▶ _WORK TO COMPLETE_:
The reply should hold every record, copied exactly.

▶ _DATASET EXTRACT_:
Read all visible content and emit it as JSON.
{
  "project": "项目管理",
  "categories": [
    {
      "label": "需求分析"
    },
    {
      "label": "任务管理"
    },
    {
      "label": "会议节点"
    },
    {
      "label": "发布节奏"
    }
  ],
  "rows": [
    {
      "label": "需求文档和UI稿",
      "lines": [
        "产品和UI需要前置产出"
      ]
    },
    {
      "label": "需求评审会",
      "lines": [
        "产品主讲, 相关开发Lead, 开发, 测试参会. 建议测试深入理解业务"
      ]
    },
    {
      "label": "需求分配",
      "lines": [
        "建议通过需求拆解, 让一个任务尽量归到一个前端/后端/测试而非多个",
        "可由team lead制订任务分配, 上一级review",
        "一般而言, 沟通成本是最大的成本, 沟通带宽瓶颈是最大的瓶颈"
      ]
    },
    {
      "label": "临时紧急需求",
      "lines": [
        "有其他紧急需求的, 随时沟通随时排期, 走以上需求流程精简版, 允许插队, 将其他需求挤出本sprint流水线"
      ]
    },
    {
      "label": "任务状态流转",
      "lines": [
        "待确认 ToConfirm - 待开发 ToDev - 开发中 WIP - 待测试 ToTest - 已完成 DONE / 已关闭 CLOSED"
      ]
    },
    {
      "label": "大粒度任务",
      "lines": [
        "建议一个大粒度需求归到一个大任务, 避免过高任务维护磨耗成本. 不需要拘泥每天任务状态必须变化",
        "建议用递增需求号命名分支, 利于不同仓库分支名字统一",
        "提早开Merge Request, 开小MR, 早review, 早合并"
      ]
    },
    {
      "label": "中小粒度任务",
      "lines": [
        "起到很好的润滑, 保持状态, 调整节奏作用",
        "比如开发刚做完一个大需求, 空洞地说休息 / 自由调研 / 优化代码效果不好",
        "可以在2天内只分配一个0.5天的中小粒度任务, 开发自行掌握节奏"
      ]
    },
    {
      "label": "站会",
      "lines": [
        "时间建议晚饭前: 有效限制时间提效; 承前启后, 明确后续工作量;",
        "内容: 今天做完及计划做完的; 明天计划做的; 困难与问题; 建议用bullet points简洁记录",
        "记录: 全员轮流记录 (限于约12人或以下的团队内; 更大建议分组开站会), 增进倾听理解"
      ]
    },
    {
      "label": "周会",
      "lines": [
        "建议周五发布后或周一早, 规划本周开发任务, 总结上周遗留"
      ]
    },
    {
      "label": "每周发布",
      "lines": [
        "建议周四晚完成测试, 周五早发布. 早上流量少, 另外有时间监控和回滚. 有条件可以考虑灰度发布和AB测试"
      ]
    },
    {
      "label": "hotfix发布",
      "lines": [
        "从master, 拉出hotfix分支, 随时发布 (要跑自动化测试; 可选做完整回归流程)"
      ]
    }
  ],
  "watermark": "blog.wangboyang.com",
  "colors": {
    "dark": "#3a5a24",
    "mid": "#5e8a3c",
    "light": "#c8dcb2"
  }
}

▶ _EXERCISE RESPONSE_:
Read all visible content and emit it as JSON.
{
  "project": "项目管理",
  "categories": [
    {
      "label": "需求分析"
    },
    {
      "label": "任务管理"
    },
    {
      "label": "会议节点"
    },
    {
      "label": "发布节奏"
    }
  ],
  "rows": [
    {
      "label": "需求文档和UI稿",
      "lines": [
        "产品和UI需要前置产出"
      ]
    },
    {
      "label": "需求评审会",
      "lines": [
        "产品主讲, 相关开发Lead, 开发, 测试参会. 建议测试深入理解业务"
      ]
    },
    {
      "label": "需求分配",
      "lines": [
        "建议通过需求拆解, 让一个任务尽量归到一个前端/后端/测试而非多个",
        "可由team lead制订任务分配, 上一级review",
        "一般而言, 沟通成本是最大的成本, 沟通带宽瓶颈是最大的瓶颈"
      ]
    },
    {
      "label": "临时紧急需求",
      "lines": [
        "有其他紧急需求的, 随时沟通随时排期, 走以上需求流程精简版, 允许插队, 将其他需求挤出本sprint流水线"
      ]
    },
    {
      "label": "任务状态流转",
      "lines": [
        "待确认 ToConfirm - 待开发 ToDev - 开发中 WIP - 待测试 ToTest - 已完成 DONE / 已关闭 CLOSED"
      ]
    },
    {
      "label": "大粒度任务",
      "lines": [
        "建议一个大粒度需求归到一个大任务, 避免过高任务维护磨耗成本. 不需要拘泥每天任务状态必须变化",
        "建议用递增需求号命名分支, 利于不同仓库分支名字统一",
        "提早开Merge Request, 开小MR, 早review, 早合并"
      ]
    },
    {
      "label": "中小粒度任务",
      "lines": [
        "起到很好的润滑, 保持状态, 调整节奏作用",
        "比如开发刚做完一个大需求, 空洞地说休息 / 自由调研 / 优化代码效果不好",
        "可以在2天内只分配一个0.5天的中小粒度任务, 开发自行掌握节奏"
      ]
    },
    {
      "label": "站会",
      "lines": [
        "时间建议晚饭前: 有效限制时间提效; 承前启后, 明确后续工作量;",
        "内容: 今天做完及计划做完的; 明天计划做的; 困难与问题; 建议用bullet points简洁记录",
        "记录: 全员轮流记录 (限于约12人或以下的团队内; 更大建议分组开站会), 增进倾听理解"
      ]
    },
    {
      "label": "周会",
      "lines": [
        "建议周五发布后或周一早, 规划本周开发任务, 总结上周遗留"
      ]
    },
    {
      "label": "每周发布",
      "lines": [
        "建议周四晚完成测试, 周五早发布. 早上流量少, 另外有时间监控和回滚. 有条件可以考虑灰度发布和AB测试"
      ]
    },
    {
      "label": "hotfix发布",
      "lines": [
        "从master, 拉出hotfix分支, 随时发布 (要跑自动化测试; 可选做完整回归流程)"
      ]
    }
  ],
  "watermark": "blog.wangboyang.com",
  "colors": {
    "dark": "#3a5a24",
    "mid": "#5e8a3c",
    "light": "#c8dcb2"
  }
}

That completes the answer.